══ INFORMATION SHOWN
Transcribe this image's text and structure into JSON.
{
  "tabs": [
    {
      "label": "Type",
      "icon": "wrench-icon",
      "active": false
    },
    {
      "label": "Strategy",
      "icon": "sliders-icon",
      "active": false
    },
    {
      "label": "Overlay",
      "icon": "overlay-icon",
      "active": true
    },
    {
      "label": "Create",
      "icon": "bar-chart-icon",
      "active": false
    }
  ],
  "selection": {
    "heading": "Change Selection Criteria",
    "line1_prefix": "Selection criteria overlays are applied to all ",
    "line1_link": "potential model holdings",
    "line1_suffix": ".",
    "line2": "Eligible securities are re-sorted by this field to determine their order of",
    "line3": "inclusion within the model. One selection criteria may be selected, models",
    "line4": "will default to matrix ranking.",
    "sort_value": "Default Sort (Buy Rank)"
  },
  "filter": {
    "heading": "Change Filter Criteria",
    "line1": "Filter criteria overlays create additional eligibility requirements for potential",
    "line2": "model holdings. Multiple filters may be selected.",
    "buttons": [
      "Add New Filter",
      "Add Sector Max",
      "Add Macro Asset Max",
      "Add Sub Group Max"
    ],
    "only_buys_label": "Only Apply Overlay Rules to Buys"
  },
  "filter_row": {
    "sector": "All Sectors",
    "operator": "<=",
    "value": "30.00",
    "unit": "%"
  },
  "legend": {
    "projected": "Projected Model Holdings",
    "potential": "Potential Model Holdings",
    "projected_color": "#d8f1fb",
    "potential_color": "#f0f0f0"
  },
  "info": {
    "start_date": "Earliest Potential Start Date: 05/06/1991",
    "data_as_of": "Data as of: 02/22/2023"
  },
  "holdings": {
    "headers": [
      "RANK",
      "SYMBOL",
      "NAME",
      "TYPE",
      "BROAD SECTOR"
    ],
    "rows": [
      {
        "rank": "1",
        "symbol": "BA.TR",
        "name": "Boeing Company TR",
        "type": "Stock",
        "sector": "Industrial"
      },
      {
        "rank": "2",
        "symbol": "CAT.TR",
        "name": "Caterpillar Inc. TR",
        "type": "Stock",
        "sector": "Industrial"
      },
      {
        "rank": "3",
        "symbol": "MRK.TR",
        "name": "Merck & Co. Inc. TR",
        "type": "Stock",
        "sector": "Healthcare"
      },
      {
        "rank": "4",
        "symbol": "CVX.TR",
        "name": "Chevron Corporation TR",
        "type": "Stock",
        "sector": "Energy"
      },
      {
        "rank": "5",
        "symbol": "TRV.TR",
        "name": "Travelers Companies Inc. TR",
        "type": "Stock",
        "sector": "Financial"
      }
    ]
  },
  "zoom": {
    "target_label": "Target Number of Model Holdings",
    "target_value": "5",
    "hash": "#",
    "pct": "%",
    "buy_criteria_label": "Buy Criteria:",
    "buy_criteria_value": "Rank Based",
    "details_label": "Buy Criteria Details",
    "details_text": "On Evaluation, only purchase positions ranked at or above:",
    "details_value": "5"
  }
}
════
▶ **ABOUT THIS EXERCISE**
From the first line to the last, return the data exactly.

▶ **TASK RESPONSE**
Transcribe this image's text and structure into JSON.
{
  "tabs": [
    {
      "label": "Type",
      "icon": "wrench-icon",
      "active": false
    },
    {
      "label": "Strategy",
      "icon": "sliders-icon",
      "active": false
    },
    {
      "label": "Overlay",
      "icon": "overlay-icon",
      "active": true
    },
    {
      "label": "Create",
      "icon": "bar-chart-icon",
      "active": false
    }
  ],
  "selection": {
    "heading": "Change Selection Criteria",
    "line1_prefix": "Selection criteria overlays are applied to all ",
    "line1_link": "potential model holdings",
    "line1_suffix": ".",
    "line2": "Eligible securities are re-sorted by this field to determine their order of",
    "line3": "inclusion within the model. One selection criteria may be selected, models",
    "line4": "will default to matrix ranking.",
    "sort_value": "Default Sort (Buy Rank)"
  },
  "filter": {
    "heading": "Change Filter Criteria",
    "line1": "Filter criteria overlays create additional eligibility requirements for potential",
    "line2": "model holdings. Multiple filters may be selected.",
    "buttons": [
      "Add New Filter",
      "Add Sector Max",
      "Add Macro Asset Max",
      "Add Sub Group Max"
    ],
    "only_buys_label": "Only Apply Overlay Rules to Buys"
  },
  "filter_row": {
    "sector": "All Sectors",
    "operator": "<=",
    "value": "30.00",
    "unit": "%"
  },
  "legend": {
    "projected": "Projected Model Holdings",
    "potential": "Potential Model Holdings",
    "projected_color": "#d8f1fb",
    "potential_color": "#f0f0f0"
  },
  "info": {
    "start_date": "Earliest Potential Start Date: 05/06/1991",
    "data_as_of": "Data as of: 02/22/2023"
  },
  "holdings": {
    "headers": [
      "RANK",
      "SYMBOL",
      "NAME",
      "TYPE",
      "BROAD SECTOR"
    ],
    "rows": [
      {
        "rank": "1",
        "symbol": "BA.TR",
        "name": "Boeing Company TR",
        "type": "Stock",
        "sector": "Industrial"
      },
      {
        "rank": "2",
        "symbol": "CAT.TR",
        "name": "Caterpillar Inc. TR",
        "type": "Stock",
        "sector": "Industrial"
      },
      {
        "rank": "3",
        "symbol": "MRK.TR",
        "name": "Merck & Co. Inc. TR",
        "type": "Stock",
        "sector": "Healthcare"
      },
      {
        "rank": "4",
        "symbol": "CVX.TR",
        "name": "Chevron Corporation TR",
        "type": "Stock",
        "sector": "Energy"
      },
      {
        "rank": "5",
        "symbol": "TRV.TR",
        "name": "Travelers Companies Inc. TR",
        "type": "Stock",
        "sector": "Financial"
      }
    ]
  },
  "zoom": {
    "target_label": "Target Number of Model Holdings",
    "target_value": "5",
    "hash": "#",
    "pct": "%",
    "buy_criteria_label": "Buy Criteria:",
    "buy_criteria_value": "Rank Based",
    "details_label": "Buy Criteria Details",
    "details_text": "On Evaluation, only purchase positions ranked at or above:",
    "details_value": "5"
  }
}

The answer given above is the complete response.